RSS Feed

Related Articles

Related Categories

Did you know, doing these could invalidate your car insurance?

30th January 2023 Print

Invalidating your car insurance means your insurer can cancel your policy and refuse to pay out if you make a claim. But as well as the immediate consequence of having your claim rejected, it can also make it harder to find the cheapest car insurance quotes in the future. 

Here, the comparison site, reveals some surprising ways you could be invalidating your car insurance without even realising. 

Eating or drinking while driving

Distractions like eating or drinking behind the wheel increase the chances of being involved in an accident. Should something happen and it transpires you were snacking or spilt a hot drink on your lap, your insurer could argue you weren’t paying attention to the road. 

As well as rejecting your claim and cancelling your policy, you could be convicted of careless driving which could earn you at least three penalty points. 

Not updating your insurer

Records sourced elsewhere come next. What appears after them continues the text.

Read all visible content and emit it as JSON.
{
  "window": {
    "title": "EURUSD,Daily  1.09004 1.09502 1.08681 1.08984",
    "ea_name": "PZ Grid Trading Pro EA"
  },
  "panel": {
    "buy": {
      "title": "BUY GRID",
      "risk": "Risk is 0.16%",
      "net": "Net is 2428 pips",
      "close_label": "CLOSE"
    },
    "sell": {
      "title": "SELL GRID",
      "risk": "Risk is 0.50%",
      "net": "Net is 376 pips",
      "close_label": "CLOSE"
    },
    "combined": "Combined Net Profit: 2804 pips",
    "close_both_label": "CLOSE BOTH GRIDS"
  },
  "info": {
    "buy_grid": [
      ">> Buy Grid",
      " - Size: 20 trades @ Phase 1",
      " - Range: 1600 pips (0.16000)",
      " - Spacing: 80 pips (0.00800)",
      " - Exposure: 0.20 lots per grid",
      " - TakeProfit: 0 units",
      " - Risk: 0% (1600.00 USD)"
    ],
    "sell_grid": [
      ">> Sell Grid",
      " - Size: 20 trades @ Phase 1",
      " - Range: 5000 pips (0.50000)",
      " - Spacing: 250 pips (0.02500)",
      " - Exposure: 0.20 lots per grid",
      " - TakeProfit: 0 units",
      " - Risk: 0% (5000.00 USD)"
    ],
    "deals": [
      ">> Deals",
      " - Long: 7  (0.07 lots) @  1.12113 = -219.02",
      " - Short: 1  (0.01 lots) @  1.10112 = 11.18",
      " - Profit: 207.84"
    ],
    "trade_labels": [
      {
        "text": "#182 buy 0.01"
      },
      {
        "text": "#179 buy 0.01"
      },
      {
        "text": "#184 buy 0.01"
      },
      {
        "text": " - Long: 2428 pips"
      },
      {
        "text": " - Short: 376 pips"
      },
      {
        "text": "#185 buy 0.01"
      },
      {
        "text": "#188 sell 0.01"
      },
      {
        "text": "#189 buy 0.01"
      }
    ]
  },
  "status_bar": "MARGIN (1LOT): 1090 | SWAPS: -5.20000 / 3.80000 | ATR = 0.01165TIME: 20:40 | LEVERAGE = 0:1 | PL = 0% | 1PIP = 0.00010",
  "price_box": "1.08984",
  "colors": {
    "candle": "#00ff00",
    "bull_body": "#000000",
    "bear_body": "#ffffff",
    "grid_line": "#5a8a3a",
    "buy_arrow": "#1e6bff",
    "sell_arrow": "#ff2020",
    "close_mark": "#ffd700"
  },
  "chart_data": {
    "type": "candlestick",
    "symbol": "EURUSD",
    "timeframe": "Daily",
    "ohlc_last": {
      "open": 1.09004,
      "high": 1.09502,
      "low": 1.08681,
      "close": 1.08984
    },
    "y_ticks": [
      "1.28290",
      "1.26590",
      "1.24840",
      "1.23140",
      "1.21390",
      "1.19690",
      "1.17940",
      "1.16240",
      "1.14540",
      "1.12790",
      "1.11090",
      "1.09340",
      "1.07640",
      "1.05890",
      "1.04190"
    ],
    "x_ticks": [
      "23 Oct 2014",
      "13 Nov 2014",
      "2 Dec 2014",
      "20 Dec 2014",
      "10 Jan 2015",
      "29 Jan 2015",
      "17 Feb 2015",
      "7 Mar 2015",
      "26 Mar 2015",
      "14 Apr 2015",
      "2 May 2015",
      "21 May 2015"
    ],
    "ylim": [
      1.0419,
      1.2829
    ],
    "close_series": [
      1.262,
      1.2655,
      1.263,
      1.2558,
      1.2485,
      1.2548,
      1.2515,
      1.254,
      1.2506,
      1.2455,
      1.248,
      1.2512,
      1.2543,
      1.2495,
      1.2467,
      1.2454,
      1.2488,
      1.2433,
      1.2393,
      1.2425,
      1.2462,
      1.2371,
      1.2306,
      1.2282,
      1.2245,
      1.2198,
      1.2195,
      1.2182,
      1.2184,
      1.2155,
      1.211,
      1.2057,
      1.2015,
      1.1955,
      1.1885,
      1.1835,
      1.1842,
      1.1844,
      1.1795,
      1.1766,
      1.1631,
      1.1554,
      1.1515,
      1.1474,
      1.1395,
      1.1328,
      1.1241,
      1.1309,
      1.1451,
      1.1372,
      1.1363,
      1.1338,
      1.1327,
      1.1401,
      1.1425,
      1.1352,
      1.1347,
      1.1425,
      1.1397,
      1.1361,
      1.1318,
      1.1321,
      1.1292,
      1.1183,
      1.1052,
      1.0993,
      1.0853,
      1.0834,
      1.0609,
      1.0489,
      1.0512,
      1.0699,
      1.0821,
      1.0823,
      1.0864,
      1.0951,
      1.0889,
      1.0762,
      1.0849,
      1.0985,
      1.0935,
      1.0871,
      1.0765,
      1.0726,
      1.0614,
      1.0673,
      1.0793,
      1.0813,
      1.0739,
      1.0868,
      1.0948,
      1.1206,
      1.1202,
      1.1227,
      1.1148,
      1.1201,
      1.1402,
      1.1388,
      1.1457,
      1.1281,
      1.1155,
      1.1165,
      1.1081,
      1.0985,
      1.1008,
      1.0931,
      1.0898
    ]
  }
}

A number of factors influence what you pay for insurance, including your age, address, job and of course, your car. With that in mind, it’s important to keep your insurer updated on anything that could affect this cost. 

If you don’t, your premium won’t accurately reflect your risk profile and you might not be adequately covered. Not only that, failing to tell your insurer (intentionally or not) counts as non-disclosure, which is another reason why your policy can be cancelled. 

Having the wrong class of use

Class of use is an insurance term that describes what you use your car for and affects the cost of your premium. Typically, you can choose from:

- Social, domestic, pleasure (SDP) which covers running household errands in your car, such as food shopping, school runs and visiting friends and family. 

- Social, domestic, pleasure + commuting (SDP+C) includes standard SDP activities but will also cover you to drive to a single place of work, like an office. 

- Business use covers you to drive to multiple workplaces, for instance, if you have lots of satellite offices dotted around the country. 

Having the wrong class of use means you don’t have appropriate cover for the risks you face. For example, using your car for business carries far greater risks compared to SDP policies, as business drivers are likely to cover significantly more miles. 

Underestimating your annual mileage

The more miles you cover, the greater the risk of being involved in an accident and the more you can expect to pay for insurance. It’s why insurers always ask you to estimate your annual mileage. Your estimate isn’t expected to be accurate down to the last mile but it is expected to be reasonably accurate. 

If you think you might exceed your estimate by some distance, just let your insurer know and they’ll be able to amend your policy. There may be a small administration fee to do this but it’s cheaper than the possibility of invalidating your policy and having it cancelled. 


Fronting is when a more experienced person says they’re the main driver instead of someone younger or less experienced in order to get cheaper insurance. It often happens with parents and children who have just passed their driving test. This is because statistics show that under 25s are more likely to be involved in an accident. As a result, young driver insurance costs considerably more than average. 

It’s important to know that fronting is actually considered insurance fraud and it can lead to a criminal conviction. 

Young drivers can help lower premiums by adding parents as named drivers – just don’t say mum or dad is the main driver when they aren’t. 

Inappropriate footwear

Needless to say, if you get behind the wheel of a car, you’re expected to be in full control at all times. Unsuitable footwear can stop this from happening, making it harder to feel or control your car’s foot pedals. 

Inappropriate footwear usually includes wearing no shoes at all or wearing shoes that have very high heels or thick soles. Flip-flops are also considered unsuitable. 

Leaving your pet unsecured

If your pet is a regular passenger, it should be properly restrained – this is also something clearly set out in the Highway Code. Suitable restraints include dog cages or specially designed pet seat belts. 

Remember – securing your pet isn’t just about sticking to the Highway Code and insurance rules, it’s about keeping you and your pet safe too. If you do have an accident, an unrestrained animal, especially a large dog can cause huge amounts of damage and can leave your pet seriously injured or worse.